Please copy out each line of the entries in which "glyph" appears.

___ DATA FOR REVIEW

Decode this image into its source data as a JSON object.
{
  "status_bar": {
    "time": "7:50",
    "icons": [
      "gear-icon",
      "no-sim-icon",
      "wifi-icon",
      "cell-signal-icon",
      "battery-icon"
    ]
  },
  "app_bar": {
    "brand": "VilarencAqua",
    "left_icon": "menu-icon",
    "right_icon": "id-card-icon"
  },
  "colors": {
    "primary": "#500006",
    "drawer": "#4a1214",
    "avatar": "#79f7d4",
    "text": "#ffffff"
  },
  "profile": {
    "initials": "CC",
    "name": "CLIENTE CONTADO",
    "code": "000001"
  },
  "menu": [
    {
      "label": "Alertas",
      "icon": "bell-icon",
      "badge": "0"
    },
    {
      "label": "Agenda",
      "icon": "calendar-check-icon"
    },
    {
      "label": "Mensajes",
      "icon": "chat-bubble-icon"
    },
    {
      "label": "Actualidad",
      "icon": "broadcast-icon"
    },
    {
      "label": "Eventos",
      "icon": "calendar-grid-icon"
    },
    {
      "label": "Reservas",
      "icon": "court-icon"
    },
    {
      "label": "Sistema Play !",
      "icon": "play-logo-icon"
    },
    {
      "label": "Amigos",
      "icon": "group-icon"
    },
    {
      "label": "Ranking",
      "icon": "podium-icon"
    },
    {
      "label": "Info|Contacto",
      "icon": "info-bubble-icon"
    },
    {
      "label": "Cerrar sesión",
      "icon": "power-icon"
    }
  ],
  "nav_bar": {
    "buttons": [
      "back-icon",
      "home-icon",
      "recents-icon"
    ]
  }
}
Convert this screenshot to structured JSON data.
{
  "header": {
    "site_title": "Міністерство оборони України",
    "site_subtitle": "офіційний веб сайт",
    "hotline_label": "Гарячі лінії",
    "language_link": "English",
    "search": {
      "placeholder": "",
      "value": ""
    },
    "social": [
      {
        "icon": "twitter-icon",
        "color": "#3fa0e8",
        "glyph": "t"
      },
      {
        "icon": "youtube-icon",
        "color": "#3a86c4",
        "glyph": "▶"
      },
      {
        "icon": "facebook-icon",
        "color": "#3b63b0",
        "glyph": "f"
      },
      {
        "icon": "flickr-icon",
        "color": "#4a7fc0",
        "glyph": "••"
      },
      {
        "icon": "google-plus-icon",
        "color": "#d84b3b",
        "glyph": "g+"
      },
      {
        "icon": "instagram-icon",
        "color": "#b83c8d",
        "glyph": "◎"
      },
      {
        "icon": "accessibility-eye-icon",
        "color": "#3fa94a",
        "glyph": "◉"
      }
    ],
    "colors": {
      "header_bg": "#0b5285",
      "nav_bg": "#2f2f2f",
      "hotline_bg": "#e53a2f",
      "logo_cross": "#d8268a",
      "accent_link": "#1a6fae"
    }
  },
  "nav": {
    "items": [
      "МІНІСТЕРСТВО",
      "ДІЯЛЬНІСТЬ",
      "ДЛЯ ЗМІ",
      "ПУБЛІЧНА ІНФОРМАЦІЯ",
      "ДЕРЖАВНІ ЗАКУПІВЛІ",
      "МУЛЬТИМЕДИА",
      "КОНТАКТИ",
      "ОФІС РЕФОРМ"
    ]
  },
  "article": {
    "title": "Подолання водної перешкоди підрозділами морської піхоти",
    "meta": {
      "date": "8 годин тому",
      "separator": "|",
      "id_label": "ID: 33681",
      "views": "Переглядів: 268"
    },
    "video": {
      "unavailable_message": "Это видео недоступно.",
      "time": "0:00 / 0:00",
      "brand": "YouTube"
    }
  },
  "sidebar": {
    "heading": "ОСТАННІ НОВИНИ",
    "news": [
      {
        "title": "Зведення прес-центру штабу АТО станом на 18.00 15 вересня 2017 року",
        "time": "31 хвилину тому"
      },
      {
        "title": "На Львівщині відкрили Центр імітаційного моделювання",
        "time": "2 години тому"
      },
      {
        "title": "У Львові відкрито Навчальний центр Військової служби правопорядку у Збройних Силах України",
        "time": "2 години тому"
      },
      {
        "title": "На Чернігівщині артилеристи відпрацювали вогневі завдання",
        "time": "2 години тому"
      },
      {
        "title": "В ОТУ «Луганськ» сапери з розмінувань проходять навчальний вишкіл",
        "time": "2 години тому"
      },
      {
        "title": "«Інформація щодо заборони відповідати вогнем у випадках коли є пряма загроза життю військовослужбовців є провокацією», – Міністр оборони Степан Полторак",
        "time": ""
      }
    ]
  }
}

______

◆ ANSWER FOR THIS EXERCISE:
        "glyph": "t"
        "glyph": "▶"
        "glyph": "f"
        "glyph": "••"
        "glyph": "g+"
        "glyph": "◎"
        "glyph": "◉"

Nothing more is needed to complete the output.